Thursday, September 15, 2011

Two Places at Once (and a lecture from a Literary Agent)

I can be such a dolt when it comes to the Internet. Something happens, I'm a part of something, and I start talking about it like it's the greatest thing since pumpkin spice lattes. That being said, yesterday, I was notified about a live broadcast of a talk being given on the campus of my university. I'm an online student, which makes my commute to New Hampshire (where said university is located) much faster. One of the writing professors had Melissa Flashman, a literary agent with Trident Media Group, come and speak to his class. He was kind enough to put it up online for anyone interested. (Thus, I was sitting outside of my loft in Georgia and watching a lecture in New Hampshire. Two places at once. My nerdy self proudly declared on Facebook that I had a new superpower :D Don't brought me joy.)

Most of what she had to say I've heard before, either from other agents or through reading blogs that deal with submissions and agents and all manner of important things. The major things I took away from her talk was her encouragement to writers and her insistence that "fiction is a matter of taste". In other words, if your query is turned down by an agent, don't despair: it is more than likely a case of the agent isn't interested in your topic.

Agents are people too (no really, they are!) and they are subject to the same likes and dislikes we as humble want-to-be-published-authors are.

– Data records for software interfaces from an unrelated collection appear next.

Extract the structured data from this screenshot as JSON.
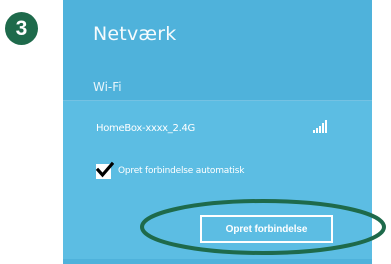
{
  "step": {
    "number": "3",
    "badge_color": "#1e6a4b"
  },
  "panel": {
    "title": "Netværk",
    "background_color": "#4fb2db",
    "section_header": "Wi-Fi"
  },
  "network": {
    "name": "HomeBox-xxxx_2.4G",
    "signal_icon": "wifi-signal-icon",
    "auto_connect_label": "Opret forbindelse automatisk",
    "auto_connect_checked": true,
    "connect_button_label": "Opret forbindelse"
  },
  "annotation": {
    "highlight_color": "#1e6a4b",
    "highlight_target": "connect-button"
  }
}
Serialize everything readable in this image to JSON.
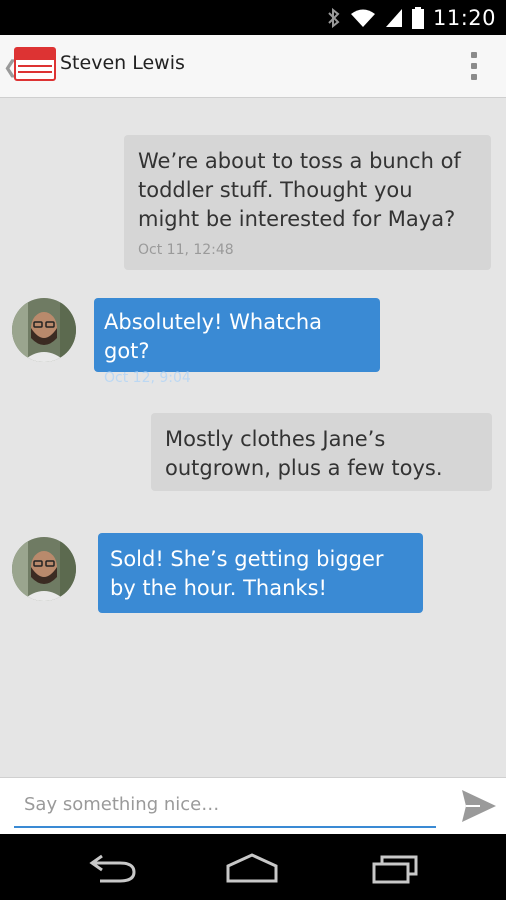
{
  "status_bar": {
    "time": "11:20",
    "icons": [
      "bluetooth-icon",
      "wifi-icon",
      "signal-icon",
      "battery-icon"
    ]
  },
  "action_bar": {
    "title": "Steven Lewis",
    "icons": [
      "back-chevron-icon",
      "app-logo-icon",
      "overflow-menu-icon"
    ]
  },
  "messages": [
    {
      "direction": "outgoing",
      "text": "We’re about to toss a bunch of toddler stuff. Thought you might be interested for Maya?",
      "time": "Oct 11, 12:48"
    },
    {
      "direction": "incoming",
      "text": "Absolutely! Whatcha got?",
      "time": "Oct 12, 9:04"
    },
    {
      "direction": "outgoing",
      "text": "Mostly clothes Jane’s outgrown, plus a few toys.",
      "time": ""
    },
    {
      "direction": "incoming",
      "text": "Sold! She’s getting bigger by the hour. Thanks!",
      "time": ""
    }
  ],
  "composer": {
    "placeholder": "Say something nice…",
    "value": "",
    "send_icon": "send-icon"
  },
  "nav_bar": {
    "icons": [
      "back-icon",
      "home-icon",
      "recents-icon"
    ]
  },
  "colors": {
    "accent": "#3a8ad4",
    "outgoing_bubble": "#d6d6d6",
    "background": "#e5e5e5"
  }
}
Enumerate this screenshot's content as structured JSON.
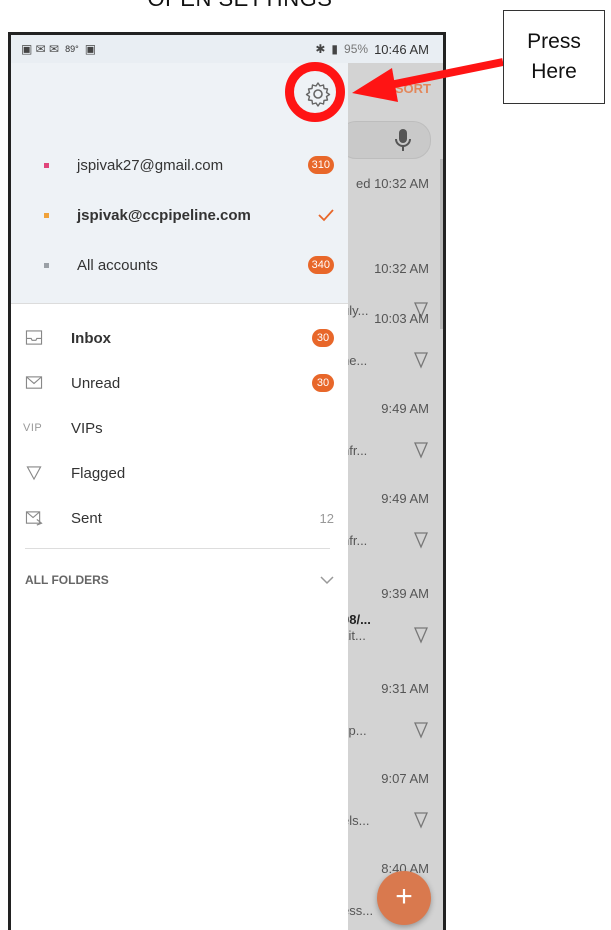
{
  "caption": "OPEN SETTINGS",
  "callout": {
    "text": "Press\nHere"
  },
  "status_bar": {
    "time": "10:46 AM",
    "battery": "95%",
    "temperature": "89°"
  },
  "mail_list": {
    "sort_label": "SORT",
    "rows": [
      {
        "time": "ed 10:32 AM",
        "snippet": ""
      },
      {
        "time": "10:32 AM",
        "snippet": "uly..."
      },
      {
        "time": "10:03 AM",
        "snippet": "he..."
      },
      {
        "time": "9:49 AM",
        "snippet": "nfr..."
      },
      {
        "time": "9:49 AM",
        "snippet": "nfr..."
      },
      {
        "time": "9:39 AM",
        "bold": "08/...",
        "snippet": "xit..."
      },
      {
        "time": "9:31 AM",
        "snippet": "sp..."
      },
      {
        "time": "9:07 AM",
        "snippet": "els..."
      },
      {
        "time": "8:40 AM",
        "snippet": "ess..."
      }
    ],
    "compose_label": "+"
  },
  "drawer": {
    "accounts": [
      {
        "label": "jspivak27@gmail.com",
        "badge": "310",
        "dot_color": "#e0457b"
      },
      {
        "label": "jspivak@ccpipeline.com",
        "selected": true,
        "dot_color": "#f0a23a"
      },
      {
        "label": "All accounts",
        "badge": "340",
        "dot_color": "#9aa0a6"
      }
    ],
    "folders": [
      {
        "label": "Inbox",
        "badge": "30",
        "icon": "inbox-icon"
      },
      {
        "label": "Unread",
        "badge": "30",
        "icon": "envelope-icon"
      },
      {
        "label": "VIPs",
        "icon_text": "VIP"
      },
      {
        "label": "Flagged",
        "icon": "flag-icon"
      },
      {
        "label": "Sent",
        "count": "12",
        "icon": "sent-icon"
      }
    ],
    "all_folders_label": "ALL FOLDERS"
  },
  "colors": {
    "accent": "#e8672a",
    "annotation": "#ff1414",
    "drawer_header": "#eef2f6"
  }
}
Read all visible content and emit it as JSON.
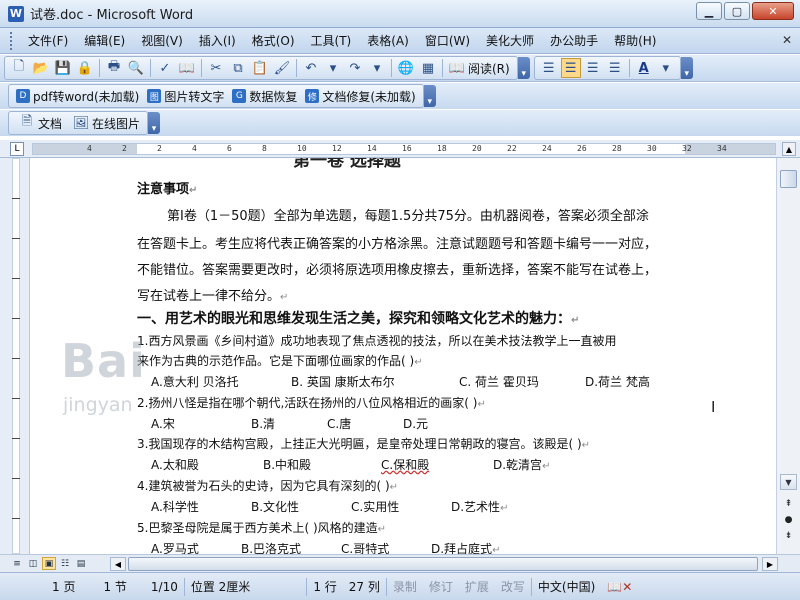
{
  "window": {
    "title": "试卷.doc - Microsoft Word",
    "app_icon": "W"
  },
  "menu": [
    "文件(F)",
    "编辑(E)",
    "视图(V)",
    "插入(I)",
    "格式(O)",
    "工具(T)",
    "表格(A)",
    "窗口(W)",
    "美化大师",
    "办公助手",
    "帮助(H)"
  ],
  "toolbar": {
    "reading_label": "阅读(R)"
  },
  "plugins": [
    {
      "label": "pdf转word(未加载)"
    },
    {
      "label": "图片转文字"
    },
    {
      "label": "数据恢复"
    },
    {
      "label": "文档修复(未加载)"
    }
  ],
  "toolbar3": {
    "doc_label": "文档",
    "online_images_label": "在线图片"
  },
  "ruler": {
    "box_label": "L",
    "ticks": [
      "4",
      "2",
      "2",
      "4",
      "6",
      "8",
      "10",
      "12",
      "14",
      "16",
      "18",
      "20",
      "22",
      "24",
      "26",
      "28",
      "30",
      "32",
      "34"
    ]
  },
  "document": {
    "cut_title": "第一卷 选择题",
    "notes_heading": "注意事项",
    "notes_lines": [
      "第Ⅰ卷（1－50题）全部为单选题，每题1.5分共75分。由机器阅卷，答案必须全部涂",
      "在答题卡上。考生应将代表正确答案的小方格涂黑。注意试题题号和答题卡编号一一对应，",
      "不能错位。答案需要更改时，必须将原选项用橡皮擦去，重新选择，答案不能写在试卷上，",
      "写在试卷上一律不给分。"
    ],
    "section_heading": "一、用艺术的眼光和思维发现生活之美，探究和领略文化艺术的魅力：",
    "questions": [
      {
        "lines": [
          "1.西方风景画《乡间村道》成功地表现了焦点透视的技法，所以在美术技法教学上一直被用",
          "来作为古典的示范作品。它是下面哪位画家的作品(        )"
        ],
        "options": [
          "A.意大利  贝洛托",
          "B. 英国    康斯太布尔",
          "C. 荷兰  霍贝玛",
          "D.荷兰     梵高"
        ]
      },
      {
        "lines": [
          "2.扬州八怪是指在哪个朝代,活跃在扬州的八位风格相近的画家(        )"
        ],
        "options": [
          "A.宋",
          "B.清",
          "C.唐",
          "D.元"
        ]
      },
      {
        "lines": [
          "3.我国现存的木结构宫殿，上挂正大光明匾，是皇帝处理日常朝政的寝宫。该殿是(         )"
        ],
        "options": [
          "A.太和殿",
          "B.中和殿",
          "C.保和殿",
          "D.乾清宫"
        ]
      },
      {
        "lines": [
          "4.建筑被誉为石头的史诗，因为它具有深刻的(        )"
        ],
        "options": [
          "A.科学性",
          "B.文化性",
          "C.实用性",
          "D.艺术性"
        ]
      },
      {
        "lines": [
          "5.巴黎圣母院是属于西方美术上(        )风格的建造"
        ],
        "options": [
          "A.罗马式",
          "B.巴洛克式",
          "C.哥特式",
          "D.拜占庭式"
        ]
      }
    ]
  },
  "watermark": {
    "text": "Bai",
    "sub": "jingyan"
  },
  "status": {
    "page": "1 页",
    "section": "1 节",
    "pages": "1/10",
    "position": "位置 2厘米",
    "line": "1 行",
    "column": "27 列",
    "rec": "录制",
    "trk": "修订",
    "ext": "扩展",
    "ovr": "改写",
    "language": "中文(中国)"
  },
  "colors": {
    "accent": "#3f66a8",
    "toolbar": "#c7d9ef",
    "spell": "#d03030"
  }
}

We read what we like and turn our noses up at what we don't. Guess what? So do they. Because your dream agent turned down your work doesn't mean it isn't good. It simply means they weren't interested in fairy zombie frogs at the moment. But here's the secret: someone else may be! The key to all this is finding the agent who is most likely to be interested in what you're writing about.

And how, pray tell, do we do that? She had some info into that as well. Her biggest tip on querying agents was to go through the books you enjoy reading, the books that are most like the story you just finished. See who the author thanks. Their agent is always there. If they aren't named in the book, look the author up online and you're bound to find their agent. Then, when your book is as polished as it's going to get from your hands, query those agents. Add a line in your query that states "I read THIS GREAT BOOK by THIS GREAT AUTHOR, whom you represent. My story is similar and I think you'll enjoy it." Something to that effect.

I don't know about you, but I found this very encouraging. Sometimes, it helps to hear things we may already know from the experts themselves. I had heard all this before, but hearing it from the mouth of an actual literary agent made me take a deep breath and realize that there really is hope for me, for you, for every published author hopeful out there.

Happy Thursday and dream on!


  1. Great post. I <3 finding new blogs that are made of neato keen things.

    From a newb follower :)

  2. Great advice! And I love the idea of being in two places at once. :) Great superpower in my opinion.

  3. Thanks for the post!

    I used to look up the people listed in acknowledgments just for fun, to see who some of my favorite authors knew; until I started writing, I never actually thought about querying them. I haven't tried (yet), but I keep them in mind.

  4. That's such great encouragement! Reading is always subjective. I may have to write a book about fairy zombie frogs now. :)

  5. Hi Kelley! Thanks for following :D Always happy to meet a fellow blogger!

    Hello Janet! I've been told before that I have super powers, but this is a new one. I may take to practicing it. It could come in handy until we figure out how to portkey!

    Hi Eagle! Somewhere, I heard someone mention looking up who an author thanks and using that as a help in finding an agent but I had forgotten that advice. I was glad to hear it again :D Happy Friday!

    Hello Meredith! I think you should! And when you finish, I'd love to be the first person, in the history of ever, to read a tale about FZFs :)


Well, hello! I'm so glad you made it. Come inside and sit by the hearth. I'll take your coat and hat. The kettle is singing and there's cake and candles and good conversation. Settle in and make yourself at home. Don't mind the wolfhounds; they're friendly if you give them a bit of lemon curd.